▸ **Extracted records**:
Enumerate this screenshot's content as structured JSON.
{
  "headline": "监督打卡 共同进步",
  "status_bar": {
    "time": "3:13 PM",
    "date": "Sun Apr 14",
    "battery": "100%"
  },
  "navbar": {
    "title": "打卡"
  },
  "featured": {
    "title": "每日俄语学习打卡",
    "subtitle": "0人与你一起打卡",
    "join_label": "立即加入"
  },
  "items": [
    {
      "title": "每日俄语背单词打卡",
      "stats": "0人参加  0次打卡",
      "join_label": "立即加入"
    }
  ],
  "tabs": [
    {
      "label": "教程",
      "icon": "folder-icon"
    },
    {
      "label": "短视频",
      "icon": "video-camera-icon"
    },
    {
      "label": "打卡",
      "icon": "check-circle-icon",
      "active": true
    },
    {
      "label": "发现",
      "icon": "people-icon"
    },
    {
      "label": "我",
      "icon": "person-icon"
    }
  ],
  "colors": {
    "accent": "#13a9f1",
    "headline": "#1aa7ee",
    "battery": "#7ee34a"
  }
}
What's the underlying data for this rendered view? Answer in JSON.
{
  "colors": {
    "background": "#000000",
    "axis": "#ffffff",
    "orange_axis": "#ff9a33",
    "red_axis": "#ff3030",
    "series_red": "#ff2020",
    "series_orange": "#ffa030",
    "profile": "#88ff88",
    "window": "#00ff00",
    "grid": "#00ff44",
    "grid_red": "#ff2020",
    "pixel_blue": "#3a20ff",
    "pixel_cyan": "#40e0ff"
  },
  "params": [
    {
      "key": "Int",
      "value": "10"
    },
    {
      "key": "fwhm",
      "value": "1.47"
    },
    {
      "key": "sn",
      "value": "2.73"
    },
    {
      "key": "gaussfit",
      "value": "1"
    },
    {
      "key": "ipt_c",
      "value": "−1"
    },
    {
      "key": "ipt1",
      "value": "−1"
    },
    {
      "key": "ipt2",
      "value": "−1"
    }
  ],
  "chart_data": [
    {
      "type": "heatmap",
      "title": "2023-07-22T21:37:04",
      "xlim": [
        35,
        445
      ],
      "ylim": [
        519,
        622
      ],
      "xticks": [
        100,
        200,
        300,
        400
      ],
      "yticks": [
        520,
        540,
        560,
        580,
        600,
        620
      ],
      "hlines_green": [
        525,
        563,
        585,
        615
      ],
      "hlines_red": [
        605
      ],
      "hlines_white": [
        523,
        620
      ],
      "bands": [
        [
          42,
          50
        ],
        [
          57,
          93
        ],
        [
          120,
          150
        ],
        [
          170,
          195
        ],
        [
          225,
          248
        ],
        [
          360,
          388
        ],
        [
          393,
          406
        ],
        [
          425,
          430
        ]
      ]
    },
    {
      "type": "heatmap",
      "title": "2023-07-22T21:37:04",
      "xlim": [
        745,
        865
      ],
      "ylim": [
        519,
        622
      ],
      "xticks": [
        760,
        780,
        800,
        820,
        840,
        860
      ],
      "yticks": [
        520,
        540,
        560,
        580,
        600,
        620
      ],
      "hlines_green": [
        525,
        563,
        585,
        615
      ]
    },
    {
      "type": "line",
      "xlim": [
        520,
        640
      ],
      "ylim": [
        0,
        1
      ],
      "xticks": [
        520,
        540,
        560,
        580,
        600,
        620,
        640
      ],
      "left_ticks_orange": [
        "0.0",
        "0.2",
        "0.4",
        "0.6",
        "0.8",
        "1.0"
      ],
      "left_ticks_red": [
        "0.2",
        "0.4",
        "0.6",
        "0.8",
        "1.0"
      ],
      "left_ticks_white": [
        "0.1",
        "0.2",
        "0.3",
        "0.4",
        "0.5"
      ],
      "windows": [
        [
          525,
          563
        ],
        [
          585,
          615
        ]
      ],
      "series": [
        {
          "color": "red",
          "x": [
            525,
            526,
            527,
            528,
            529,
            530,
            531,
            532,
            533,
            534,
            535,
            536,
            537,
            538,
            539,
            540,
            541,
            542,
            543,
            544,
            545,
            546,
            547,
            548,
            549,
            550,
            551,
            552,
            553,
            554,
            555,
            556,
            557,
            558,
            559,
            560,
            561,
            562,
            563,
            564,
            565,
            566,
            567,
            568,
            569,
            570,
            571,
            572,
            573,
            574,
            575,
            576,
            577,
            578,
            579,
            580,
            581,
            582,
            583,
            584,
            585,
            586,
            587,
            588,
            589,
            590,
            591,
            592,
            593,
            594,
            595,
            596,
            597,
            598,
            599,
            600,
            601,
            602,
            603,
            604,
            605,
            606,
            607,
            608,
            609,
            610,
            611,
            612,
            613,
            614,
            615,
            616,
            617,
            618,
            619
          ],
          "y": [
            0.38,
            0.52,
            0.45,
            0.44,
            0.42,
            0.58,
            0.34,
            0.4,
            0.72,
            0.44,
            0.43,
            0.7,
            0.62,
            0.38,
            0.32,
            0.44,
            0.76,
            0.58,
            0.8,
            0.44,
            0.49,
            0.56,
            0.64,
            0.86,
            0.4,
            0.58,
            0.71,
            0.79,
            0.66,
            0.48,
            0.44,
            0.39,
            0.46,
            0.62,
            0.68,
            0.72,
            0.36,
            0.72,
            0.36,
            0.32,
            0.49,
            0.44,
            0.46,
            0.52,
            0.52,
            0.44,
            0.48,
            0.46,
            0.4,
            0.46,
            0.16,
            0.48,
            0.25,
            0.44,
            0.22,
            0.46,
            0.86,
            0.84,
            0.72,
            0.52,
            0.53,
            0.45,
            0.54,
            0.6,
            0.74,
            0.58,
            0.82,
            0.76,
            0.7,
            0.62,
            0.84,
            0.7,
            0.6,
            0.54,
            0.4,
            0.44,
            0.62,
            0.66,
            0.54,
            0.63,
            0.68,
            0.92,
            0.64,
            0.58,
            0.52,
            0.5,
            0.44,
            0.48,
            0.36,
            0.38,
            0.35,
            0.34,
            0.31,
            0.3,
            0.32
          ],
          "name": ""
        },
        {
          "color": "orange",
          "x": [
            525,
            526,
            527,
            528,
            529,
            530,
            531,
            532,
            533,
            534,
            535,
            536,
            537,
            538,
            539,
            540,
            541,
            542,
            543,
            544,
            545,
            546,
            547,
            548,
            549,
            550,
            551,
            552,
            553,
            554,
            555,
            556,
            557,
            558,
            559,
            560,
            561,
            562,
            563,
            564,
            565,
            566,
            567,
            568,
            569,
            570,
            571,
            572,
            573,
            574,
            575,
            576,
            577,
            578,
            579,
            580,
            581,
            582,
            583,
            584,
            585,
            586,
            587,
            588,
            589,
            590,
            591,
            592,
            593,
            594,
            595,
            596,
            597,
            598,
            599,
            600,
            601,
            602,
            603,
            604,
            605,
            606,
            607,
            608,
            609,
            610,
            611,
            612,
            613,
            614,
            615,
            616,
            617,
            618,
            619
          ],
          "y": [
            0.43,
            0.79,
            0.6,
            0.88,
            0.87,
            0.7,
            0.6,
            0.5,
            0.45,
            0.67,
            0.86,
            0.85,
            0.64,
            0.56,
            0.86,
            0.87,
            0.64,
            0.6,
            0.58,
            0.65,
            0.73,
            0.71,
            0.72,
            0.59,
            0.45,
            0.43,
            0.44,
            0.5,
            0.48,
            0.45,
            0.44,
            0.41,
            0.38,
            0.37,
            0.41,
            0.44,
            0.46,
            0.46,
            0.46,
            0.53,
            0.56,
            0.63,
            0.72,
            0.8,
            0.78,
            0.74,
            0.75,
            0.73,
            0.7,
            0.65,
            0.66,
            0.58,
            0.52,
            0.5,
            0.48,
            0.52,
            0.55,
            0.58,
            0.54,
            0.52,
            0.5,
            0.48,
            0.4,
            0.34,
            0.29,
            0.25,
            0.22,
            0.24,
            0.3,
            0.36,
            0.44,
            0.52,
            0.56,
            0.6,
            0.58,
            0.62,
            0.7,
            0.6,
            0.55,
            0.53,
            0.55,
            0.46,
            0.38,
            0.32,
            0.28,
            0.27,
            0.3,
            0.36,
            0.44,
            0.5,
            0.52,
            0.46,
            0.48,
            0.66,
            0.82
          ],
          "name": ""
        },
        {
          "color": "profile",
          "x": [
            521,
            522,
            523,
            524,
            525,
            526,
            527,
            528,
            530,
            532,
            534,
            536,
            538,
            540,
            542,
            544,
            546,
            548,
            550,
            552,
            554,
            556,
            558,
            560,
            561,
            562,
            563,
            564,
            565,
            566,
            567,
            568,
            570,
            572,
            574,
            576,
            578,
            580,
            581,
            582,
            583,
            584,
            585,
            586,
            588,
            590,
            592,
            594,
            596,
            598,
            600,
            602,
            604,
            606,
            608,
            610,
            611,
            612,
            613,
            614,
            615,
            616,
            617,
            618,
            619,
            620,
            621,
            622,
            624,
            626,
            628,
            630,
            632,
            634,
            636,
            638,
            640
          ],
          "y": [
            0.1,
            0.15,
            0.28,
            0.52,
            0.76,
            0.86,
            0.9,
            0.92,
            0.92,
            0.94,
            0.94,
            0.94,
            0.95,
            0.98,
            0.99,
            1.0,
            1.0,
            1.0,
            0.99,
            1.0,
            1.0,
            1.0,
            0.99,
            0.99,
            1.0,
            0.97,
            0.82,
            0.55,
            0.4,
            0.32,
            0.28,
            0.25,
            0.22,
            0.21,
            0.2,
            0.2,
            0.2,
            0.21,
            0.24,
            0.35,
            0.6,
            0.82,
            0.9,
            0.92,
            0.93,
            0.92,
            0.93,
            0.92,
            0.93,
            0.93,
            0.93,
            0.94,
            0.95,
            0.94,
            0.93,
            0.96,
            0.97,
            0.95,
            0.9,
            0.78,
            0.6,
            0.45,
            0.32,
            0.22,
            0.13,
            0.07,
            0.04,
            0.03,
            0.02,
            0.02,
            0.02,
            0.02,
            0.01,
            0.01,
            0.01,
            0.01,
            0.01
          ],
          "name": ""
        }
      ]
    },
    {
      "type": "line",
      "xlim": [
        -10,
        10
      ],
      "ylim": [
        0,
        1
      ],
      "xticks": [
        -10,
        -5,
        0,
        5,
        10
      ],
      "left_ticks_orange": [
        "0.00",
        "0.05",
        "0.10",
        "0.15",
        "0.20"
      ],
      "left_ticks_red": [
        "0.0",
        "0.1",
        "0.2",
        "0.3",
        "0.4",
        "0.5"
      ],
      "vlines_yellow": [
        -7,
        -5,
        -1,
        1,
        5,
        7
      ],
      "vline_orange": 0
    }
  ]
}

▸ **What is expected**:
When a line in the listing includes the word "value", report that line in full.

▸ **Response**:
      "value": "10"
      "value": "1.47"
      "value": "2.73"
      "value": "1"
      "value": "−1"
      "value": "−1"
      "value": "−1"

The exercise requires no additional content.